Copy every entry exactly, but skip the pictures.

Input records below:

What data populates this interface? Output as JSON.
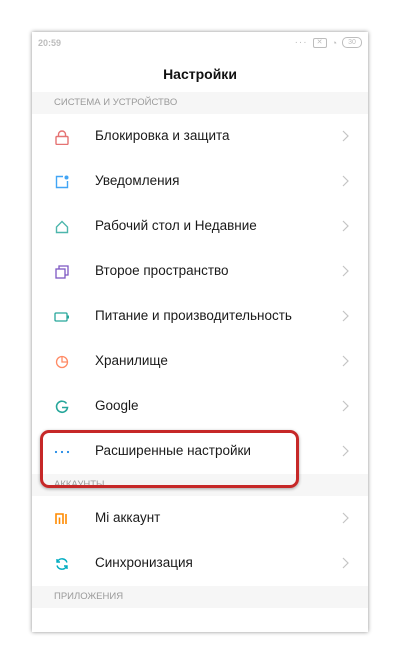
{
  "status": {
    "time": "20:59",
    "battery": "30"
  },
  "page": {
    "title": "Настройки"
  },
  "sections": {
    "system": "СИСТЕМА И УСТРОЙСТВО",
    "accounts": "АККАУНТЫ",
    "apps": "ПРИЛОЖЕНИЯ"
  },
  "items": {
    "lock": "Блокировка и защита",
    "notifications": "Уведомления",
    "desktop": "Рабочий стол и Недавние",
    "second_space": "Второе пространство",
    "power": "Питание и производительность",
    "storage": "Хранилище",
    "google": "Google",
    "advanced": "Расширенные настройки",
    "mi_account": "Mi аккаунт",
    "sync": "Синхронизация"
  },
  "icons": {
    "lock": "lock-icon",
    "notifications": "notification-icon",
    "desktop": "home-icon",
    "second_space": "copy-icon",
    "power": "battery-icon",
    "storage": "pie-icon",
    "google": "google-icon",
    "advanced": "more-icon",
    "mi_account": "mi-icon",
    "sync": "sync-icon"
  },
  "colors": {
    "lock": "#e57373",
    "notifications": "#42a5f5",
    "desktop": "#4db6ac",
    "second_space": "#7e57c2",
    "power": "#26a69a",
    "storage": "#ff8a65",
    "google": "#26a69a",
    "advanced": "#1e88e5",
    "mi_account": "#ff8a00",
    "sync": "#00acc1",
    "highlight": "#c62828"
  }
}
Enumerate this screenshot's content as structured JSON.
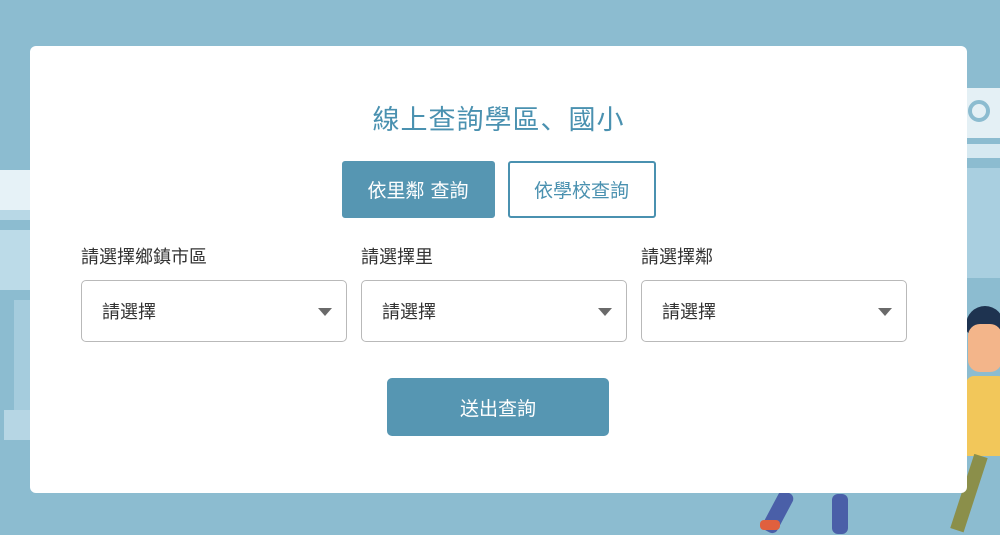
{
  "page": {
    "title": "線上查詢學區、國小"
  },
  "tabs": [
    {
      "label": "依里鄰 查詢",
      "active": true
    },
    {
      "label": "依學校查詢",
      "active": false
    }
  ],
  "fields": [
    {
      "label": "請選擇鄉鎮市區",
      "value": "請選擇"
    },
    {
      "label": "請選擇里",
      "value": "請選擇"
    },
    {
      "label": "請選擇鄰",
      "value": "請選擇"
    }
  ],
  "submit": {
    "label": "送出查詢"
  },
  "colors": {
    "background": "#8cbcd0",
    "accent": "#5696b2",
    "title": "#4a91b0",
    "card": "#ffffff"
  }
}
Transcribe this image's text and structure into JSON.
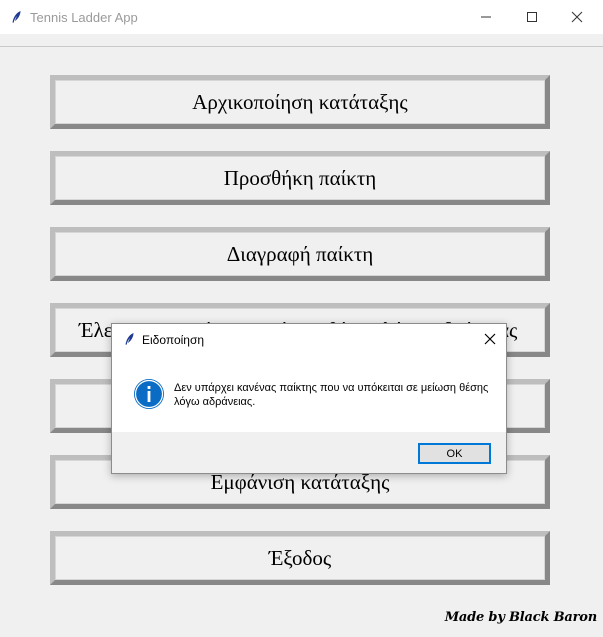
{
  "window": {
    "title": "Tennis Ladder App",
    "icon": "feather-icon",
    "controls": [
      "minimize-icon",
      "maximize-icon",
      "close-icon"
    ]
  },
  "menu": {
    "buttons": [
      "Αρχικοποίηση κατάταξης",
      "Προσθήκη παίκτη",
      "Διαγραφή παίκτη",
      "Έλεγχος παικτών για μείωση θέσης λόγω αδράνειας",
      "",
      "Εμφάνιση κατάταξης",
      "Έξοδος"
    ]
  },
  "credit": "Made by Black Baron",
  "dialog": {
    "title": "Ειδοποίηση",
    "icon": "info-icon",
    "message": "Δεν υπάρχει κανένας παίκτης που να υπόκειται σε μείωση θέσης λόγω αδράνειας.",
    "ok_label": "OK"
  },
  "colors": {
    "background": "#f0f0f0",
    "info_blue": "#0a6cc4",
    "focus_blue": "#0078d7"
  }
}
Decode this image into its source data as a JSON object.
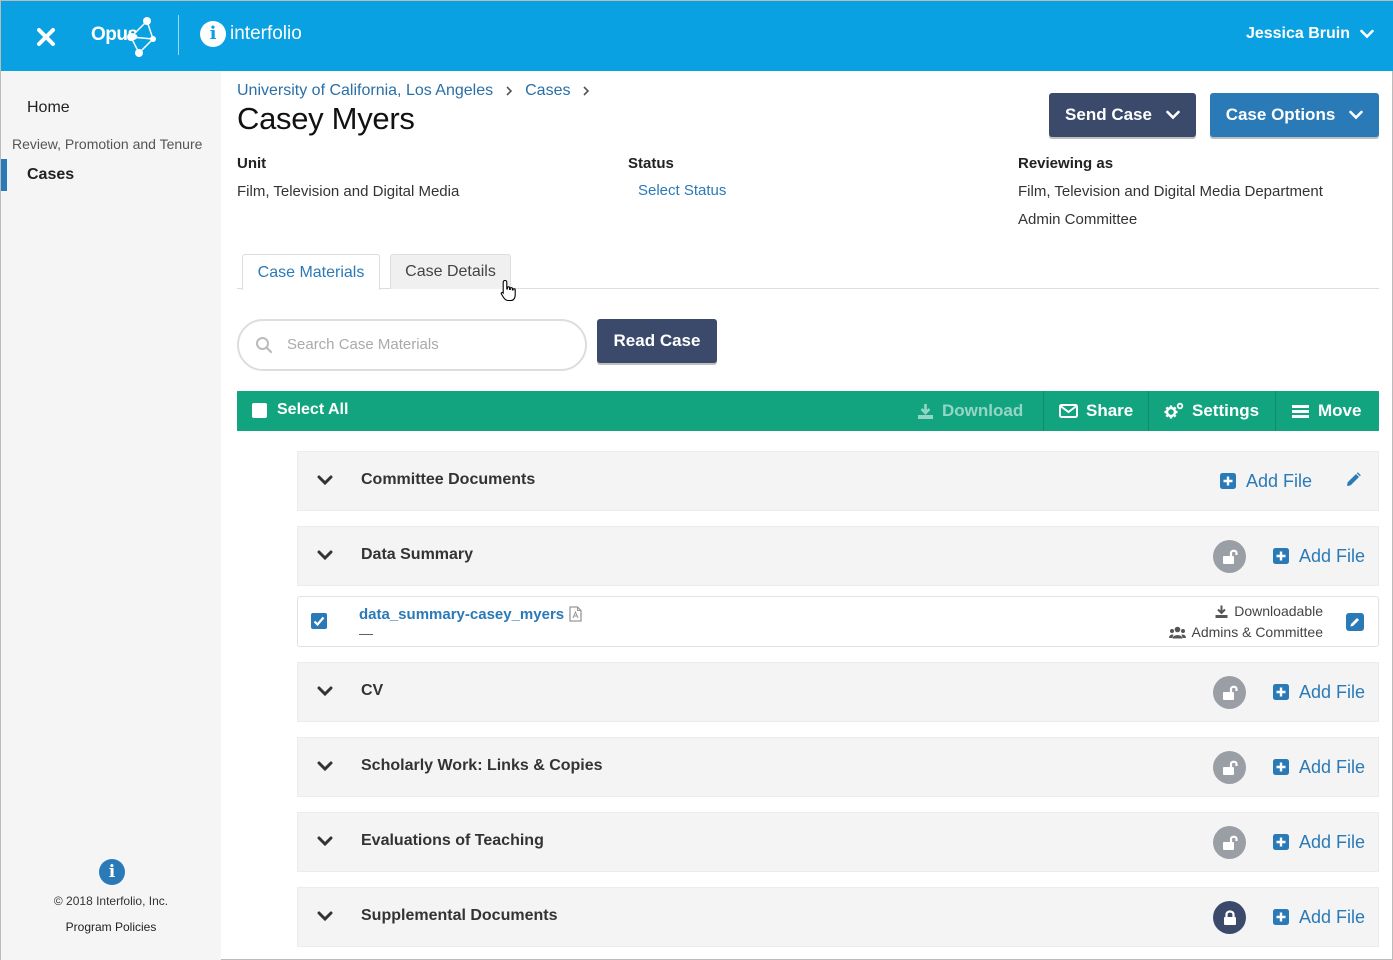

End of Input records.

## Result of this exercise
What data populates this interface? Output as JSON.
{
  "status": {
    "time": "20:59",
    "battery": "30"
  },
  "page": {
    "title": "Настройки"
  },
  "sections": {
    "system": "СИСТЕМА И УСТРОЙСТВО",
    "accounts": "АККАУНТЫ",
    "apps": "ПРИЛОЖЕНИЯ"
  },
  "items": {
    "lock": "Блокировка и защита",
    "notifications": "Уведомления",
    "desktop": "Рабочий стол и Недавние",
    "second_space": "Второе пространство",
    "power": "Питание и производительность",
    "storage": "Хранилище",
    "google": "Google",
    "advanced": "Расширенные настройки",
    "mi_account": "Mi аккаунт",
    "sync": "Синхронизация"
  },
  "icons": {
    "lock": "lock-icon",
    "notifications": "notification-icon",
    "desktop": "home-icon",
    "second_space": "copy-icon",
    "power": "battery-icon",
    "storage": "pie-icon",
    "google": "google-icon",
    "advanced": "more-icon",
    "mi_account": "mi-icon",
    "sync": "sync-icon"
  },
  "colors": {
    "lock": "#e57373",
    "notifications": "#42a5f5",
    "desktop": "#4db6ac",
    "second_space": "#7e57c2",
    "power": "#26a69a",
    "storage": "#ff8a65",
    "google": "#26a69a",
    "advanced": "#1e88e5",
    "mi_account": "#ff8a00",
    "sync": "#00acc1",
    "highlight": "#c62828"
  }
}
Enumerate this screenshot's content as structured JSON.
{
  "page": {
    "title": "線上查詢學區、國小"
  },
  "tabs": [
    {
      "label": "依里鄰 查詢",
      "active": true
    },
    {
      "label": "依學校查詢",
      "active": false
    }
  ],
  "fields": [
    {
      "label": "請選擇鄉鎮市區",
      "value": "請選擇"
    },
    {
      "label": "請選擇里",
      "value": "請選擇"
    },
    {
      "label": "請選擇鄰",
      "value": "請選擇"
    }
  ],
  "submit": {
    "label": "送出查詢"
  },
  "colors": {
    "background": "#8cbcd0",
    "accent": "#5696b2",
    "title": "#4a91b0",
    "card": "#ffffff"
  }
}
Transcribe this image's text and structure into JSON.
{
  "window": {
    "title": "Tennis Ladder App",
    "icon": "feather-icon",
    "controls": [
      "minimize-icon",
      "maximize-icon",
      "close-icon"
    ]
  },
  "menu": {
    "buttons": [
      "Αρχικοποίηση κατάταξης",
      "Προσθήκη παίκτη",
      "Διαγραφή παίκτη",
      "Έλεγχος παικτών για μείωση θέσης λόγω αδράνειας",
      "",
      "Εμφάνιση κατάταξης",
      "Έξοδος"
    ]
  },
  "credit": "Made by Black Baron",
  "dialog": {
    "title": "Ειδοποίηση",
    "icon": "info-icon",
    "message": "Δεν υπάρχει κανένας παίκτης που να υπόκειται σε μείωση θέσης λόγω αδράνειας.",
    "ok_label": "OK"
  },
  "colors": {
    "background": "#f0f0f0",
    "info_blue": "#0a6cc4",
    "focus_blue": "#0078d7"
  }
}
Decode this image into its source data as a JSON object.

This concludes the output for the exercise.